ALEC HOGG: You’ll get a lot of Scotsmen very happy to hear that news. And MICROmega, your company listed on the JSE, you did take over as the executive chairman a while back. The share price was up 27% yesterday. A potential Specialised Outsourcing?
DAVE KING: Well, I think if one looks at MICROmega, we have actually done quite a lot of work with the group. The unfortunate thing that MICROmega has had hanging over it for the last number of years, was SARS attaching the shares. So both from an employee perspective and from a shareholder perspective, people were saying ‘if I get involved with a share or I do this or I do that, is it possible the shares can then be taken away?’ So I think it is really good news from a MICROmega shareholder’s point of view and an employee point of view. I think as Adrian Lackay (or SARS) said in his interview, it gives me time to go forward with MICROmega. We’ve got a lot of value in the group. I declined an offer – an unsolicited offer – about two months ago to buy one of our South African subsidiaries for a value that’s over twice the market capitalisation of the company. So we understand that there’s strong inherent worth there. But as I say it really was seriously affected by the overhang of the SARS issue. From an internal point of view, we can now grow. There’s a lot of good things happening in the group, and I can now focus on MICROmega. I’m hoping for some pretty strong results from the group over the coming years.
King talks a good game about turning over a new leaf, but a closer look at his activities betrays his criminal intent. This interview was conducted on the 1st September, 2013. Laxey Partners refused to sell their shares to King. Colin Kingsnorth, a RRM of many years standing, threatened to call security to escort King from his premises. Kingsnorth could see right through this two-bit spiv.
Hogg touches on Specialist Outsourcing. Having pumped up the share price out of all proportions with improbable financial returns, King briefed analysts that he was in it for the long haul, while simultaneously selling his entire stake at the back door.
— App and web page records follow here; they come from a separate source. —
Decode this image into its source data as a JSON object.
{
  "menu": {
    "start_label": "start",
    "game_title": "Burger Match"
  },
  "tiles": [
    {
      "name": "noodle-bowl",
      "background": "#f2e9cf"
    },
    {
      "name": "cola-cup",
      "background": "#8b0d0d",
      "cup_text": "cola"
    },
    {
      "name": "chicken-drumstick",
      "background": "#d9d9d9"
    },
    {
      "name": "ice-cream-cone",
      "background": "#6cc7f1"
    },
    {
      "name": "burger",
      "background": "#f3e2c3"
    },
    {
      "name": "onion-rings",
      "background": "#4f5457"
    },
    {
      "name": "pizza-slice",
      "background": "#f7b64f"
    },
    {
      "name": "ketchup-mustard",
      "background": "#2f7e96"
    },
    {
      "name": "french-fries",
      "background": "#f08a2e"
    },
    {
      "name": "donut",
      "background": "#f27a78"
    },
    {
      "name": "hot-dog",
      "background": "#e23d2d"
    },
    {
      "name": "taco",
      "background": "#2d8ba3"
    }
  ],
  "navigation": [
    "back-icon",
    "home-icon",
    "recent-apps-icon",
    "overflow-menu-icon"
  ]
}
When the price started to flag in response to his systemic dumping of the shares, he called the analysts to inform them that he was buying some more. He propped up the price until all that was left was a hollowed-out husk. Everyone who backed King lost their shirts. A few months earlier King, using a fraudulent business card with A.C.C.A. after his name, solicited funds from a Johannesburg orphanage. They lost everything. The children were left to roam the streets to beg. King did not lose a wink’s sleep over his shares heist. He has no social conscience.
Having manipulated the shares at Specialist Outsourcing with ease, King then turned his hand to The Rangers International Football Club. Paul Murray delivered King’s £25,000 in cash to Bill Stevenson for his hacked data. James Traynor then established a Twitter account, Charlotte Fakeovers, to publish sensitive information that painted the board in a poor light. The shares duly plummeted to an unprecedented low of 18p from their issue price of 70p, which was King’s cue to buy 14.57% from existing shareholders.
King used a trust fund, New Oasis Asset Ltd, to acquire his equity in RIFC. The South African Reserve Bank allows a maximum of circa £590,000 in foreign investment in any given year for trust funds. King’s shares in RIFC cost circa £2.1m. Which leads to the question of how he managed to circumvent exchange controls? All his assets and cash reserves, as part of the deal to avoid an 82 years prison sentence, have been repatriated to South Africa. Is King in default of the South African Prosecution Authority’s deal, or did a third party offset King’s restrictions with a £1.5m loan?
One can safely conclude that the Park family are exposed in RIFC as King is stymied by FOREX controls. How convenient for the concert party carpetbagger.
One wonders when the natives of Govan will wake up to the fact that they have been worshipping a false god?